Problem requirements →
Give the count of lines in the data that include "JSON", with no other words.

Component data from apps and pages:

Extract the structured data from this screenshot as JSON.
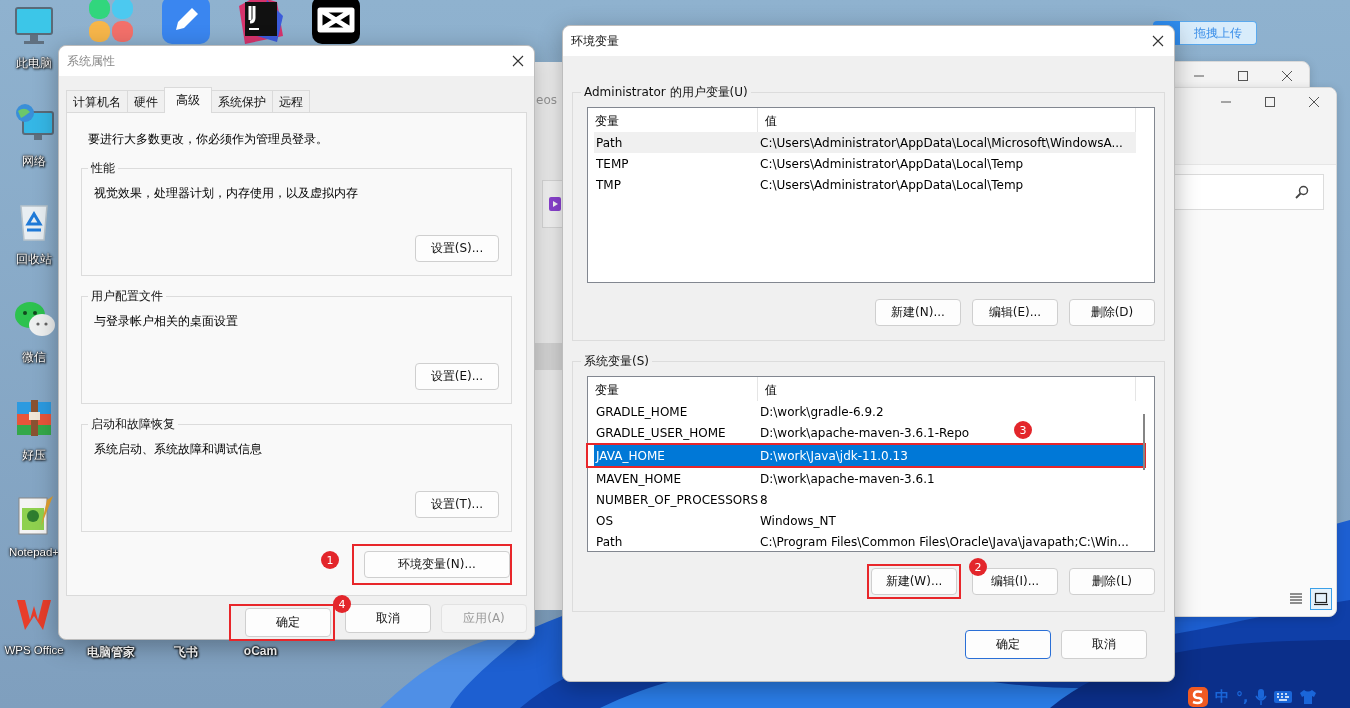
{
  "desktop": {
    "left_icons": [
      {
        "kind": "monitor",
        "label": "此电脑"
      },
      {
        "kind": "network",
        "label": "网络"
      },
      {
        "kind": "recycle",
        "label": "回收站"
      },
      {
        "kind": "chat",
        "label": "微信"
      },
      {
        "kind": "archive",
        "label": "好压"
      },
      {
        "kind": "notepad",
        "label": "Notepad+"
      },
      {
        "kind": "office",
        "label": "WPS Office"
      }
    ],
    "top_icons": [
      {
        "kind": "petals"
      },
      {
        "kind": "pencil"
      },
      {
        "kind": "ide"
      },
      {
        "kind": "clapper"
      }
    ],
    "bottom_labels": [
      "电脑管家",
      "飞书",
      "oCam"
    ]
  },
  "upload_button": "拖拽上传",
  "background_window": {
    "text": "eos"
  },
  "system_properties": {
    "title": "系统属性",
    "tabs": [
      {
        "label": "计算机名",
        "selected": false
      },
      {
        "label": "硬件",
        "selected": false
      },
      {
        "label": "高级",
        "selected": true
      },
      {
        "label": "系统保护",
        "selected": false
      },
      {
        "label": "远程",
        "selected": false
      }
    ],
    "note": "要进行大多数更改，你必须作为管理员登录。",
    "groups": [
      {
        "title": "性能",
        "description": "视觉效果，处理器计划，内存使用，以及虚拟内存",
        "button": "设置(S)..."
      },
      {
        "title": "用户配置文件",
        "description": "与登录帐户相关的桌面设置",
        "button": "设置(E)..."
      },
      {
        "title": "启动和故障恢复",
        "description": "系统启动、系统故障和调试信息",
        "button": "设置(T)..."
      }
    ],
    "env_button": {
      "label": "环境变量(N)...",
      "step": "1"
    },
    "buttons": [
      {
        "label": "确定",
        "disabled": false,
        "step": "4"
      },
      {
        "label": "取消",
        "disabled": false
      },
      {
        "label": "应用(A)",
        "disabled": true
      }
    ]
  },
  "environment_variables": {
    "title": "环境变量",
    "user_group": {
      "title": "Administrator 的用户变量(U)",
      "columns": [
        "变量",
        "值"
      ],
      "rows": [
        {
          "name": "Path",
          "value": "C:\\Users\\Administrator\\AppData\\Local\\Microsoft\\WindowsA...",
          "selected": false,
          "hovered": true
        },
        {
          "name": "TEMP",
          "value": "C:\\Users\\Administrator\\AppData\\Local\\Temp",
          "selected": false,
          "hovered": false
        },
        {
          "name": "TMP",
          "value": "C:\\Users\\Administrator\\AppData\\Local\\Temp",
          "selected": false,
          "hovered": false
        }
      ],
      "buttons": [
        {
          "label": "新建(N)..."
        },
        {
          "label": "编辑(E)..."
        },
        {
          "label": "删除(D)"
        }
      ]
    },
    "system_group": {
      "title": "系统变量(S)",
      "columns": [
        "变量",
        "值"
      ],
      "rows": [
        {
          "name": "GRADLE_HOME",
          "value": "D:\\work\\gradle-6.9.2",
          "selected": false,
          "hovered": false
        },
        {
          "name": "GRADLE_USER_HOME",
          "value": "D:\\work\\apache-maven-3.6.1-Repo",
          "selected": false,
          "hovered": false
        },
        {
          "name": "JAVA_HOME",
          "value": "D:\\work\\Java\\jdk-11.0.13",
          "selected": true,
          "hovered": false,
          "step": "3"
        },
        {
          "name": "MAVEN_HOME",
          "value": "D:\\work\\apache-maven-3.6.1",
          "selected": false,
          "hovered": false
        },
        {
          "name": "NUMBER_OF_PROCESSORS",
          "value": "8",
          "selected": false,
          "hovered": false
        },
        {
          "name": "OS",
          "value": "Windows_NT",
          "selected": false,
          "hovered": false
        },
        {
          "name": "Path",
          "value": "C:\\Program Files\\Common Files\\Oracle\\Java\\javapath;C:\\Win...",
          "selected": false,
          "hovered": false
        }
      ],
      "buttons": [
        {
          "label": "新建(W)...",
          "step": "2"
        },
        {
          "label": "编辑(I)..."
        },
        {
          "label": "删除(L)"
        }
      ]
    },
    "buttons": [
      {
        "label": "确定",
        "default": true
      },
      {
        "label": "取消",
        "default": false
      }
    ]
  },
  "tray": {
    "ime_mode": "中",
    "punctuation": "°,"
  }
}
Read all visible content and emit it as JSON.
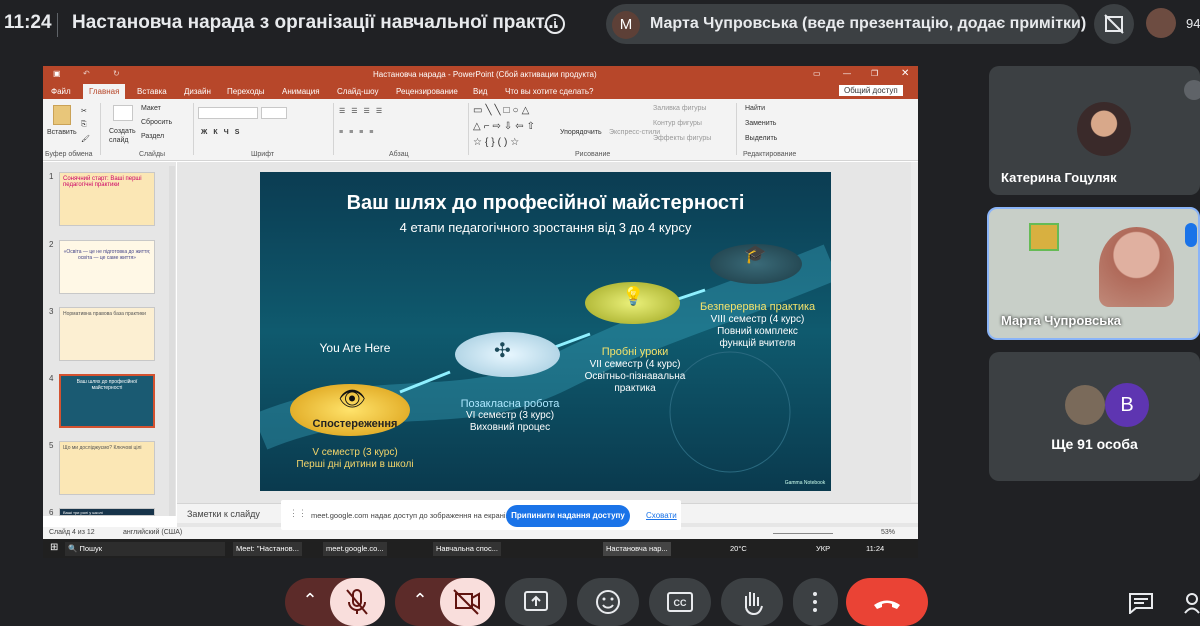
{
  "topbar": {
    "time": "11:24",
    "meeting_title": "Настановча нарада з організації навчальної практ...",
    "presenter_initial": "М",
    "presenter_text": "Марта Чупровська (веде презентацію, додає примітки)",
    "participant_count": "94"
  },
  "ppt": {
    "window_title": "Настановча нарада - PowerPoint (Сбой активации продукта)",
    "tabs": [
      "Файл",
      "Главная",
      "Вставка",
      "Дизайн",
      "Переходы",
      "Анимация",
      "Слайд-шоу",
      "Рецензирование",
      "Вид"
    ],
    "search_hint": "Что вы хотите сделать?",
    "share": "Общий доступ",
    "ribbon": {
      "paste": "Вставить",
      "create_slide": "Создать слайд",
      "layout": "Макет",
      "reset": "Сбросить",
      "section": "Раздел",
      "arrange": "Упорядочить",
      "quick_styles": "Экспресс-стили",
      "fill": "Заливка фигуры",
      "outline": "Контур фигуры",
      "effects": "Эффекты фигуры",
      "find": "Найти",
      "replace": "Заменить",
      "select": "Выделить",
      "groups": {
        "clipboard": "Буфер обмена",
        "slides": "Слайды",
        "font": "Шрифт",
        "paragraph": "Абзац",
        "drawing": "Рисование",
        "editing": "Редактирование"
      }
    },
    "thumbs": [
      {
        "n": "1",
        "text": "Сонячний старт: Ваші перші педагогічні практики",
        "bg": "#fbe7b5"
      },
      {
        "n": "2",
        "text": "«Освіта — це не підготовка до життя; освіта — це саме життя»",
        "bg": "#fff8e6"
      },
      {
        "n": "3",
        "text": "Нормативна правова база практики",
        "bg": "#fcefd2"
      },
      {
        "n": "4",
        "text": "Ваш шлях до професійної майстерності",
        "bg": "#1a5a72"
      },
      {
        "n": "5",
        "text": "Що ми досліджуємо? Ключові цілі",
        "bg": "#fbe7b5"
      },
      {
        "n": "6",
        "text": "Ваші три ролі у школі",
        "bg": "#17344a"
      }
    ],
    "notes_placeholder": "Заметки к слайду",
    "status": {
      "slide_info": "Слайд 4 из 12",
      "language": "английский (США)",
      "zoom": "53%"
    },
    "taskbar": {
      "search": "Пошук",
      "items": [
        "Meet: \"Настанов...",
        "meet.google.co...",
        "Навчальна спос...",
        "Настановча нар..."
      ],
      "weather": "20°C",
      "lang": "УКР",
      "clock": "11:24"
    }
  },
  "slide": {
    "title": "Ваш шлях до професійної майстерності",
    "subtitle": "4 етапи педагогічного зростання від 3 до 4 курсу",
    "you_are_here": "You Are Here",
    "stages": [
      {
        "title": "Спостереження",
        "line1": "V семестр (3 курс)",
        "line2": "Перші дні дитини в школі",
        "line3": ""
      },
      {
        "title": "Позакласна робота",
        "line1": "VI семестр (3 курс)",
        "line2": "Виховний процес",
        "line3": ""
      },
      {
        "title": "Пробні уроки",
        "line1": "VII семестр (4 курс)",
        "line2": "Освітньо-пізнавальна",
        "line3": "практика"
      },
      {
        "title": "Безперервна практика",
        "line1": "VIII семестр (4 курс)",
        "line2": "Повний комплекс",
        "line3": "функцій вчителя"
      }
    ],
    "watermark": "Gamma Notebook"
  },
  "share_banner": {
    "text": "meet.google.com надає доступ до зображення на екрані.",
    "stop": "Припинити надання доступу",
    "hide": "Сховати"
  },
  "tiles": [
    {
      "name": "Катерина Гоцуляк"
    },
    {
      "name": "Марта Чупровська"
    },
    {
      "initial": "В",
      "name": "Ще 91 особа"
    }
  ]
}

Reply to the exercise →
2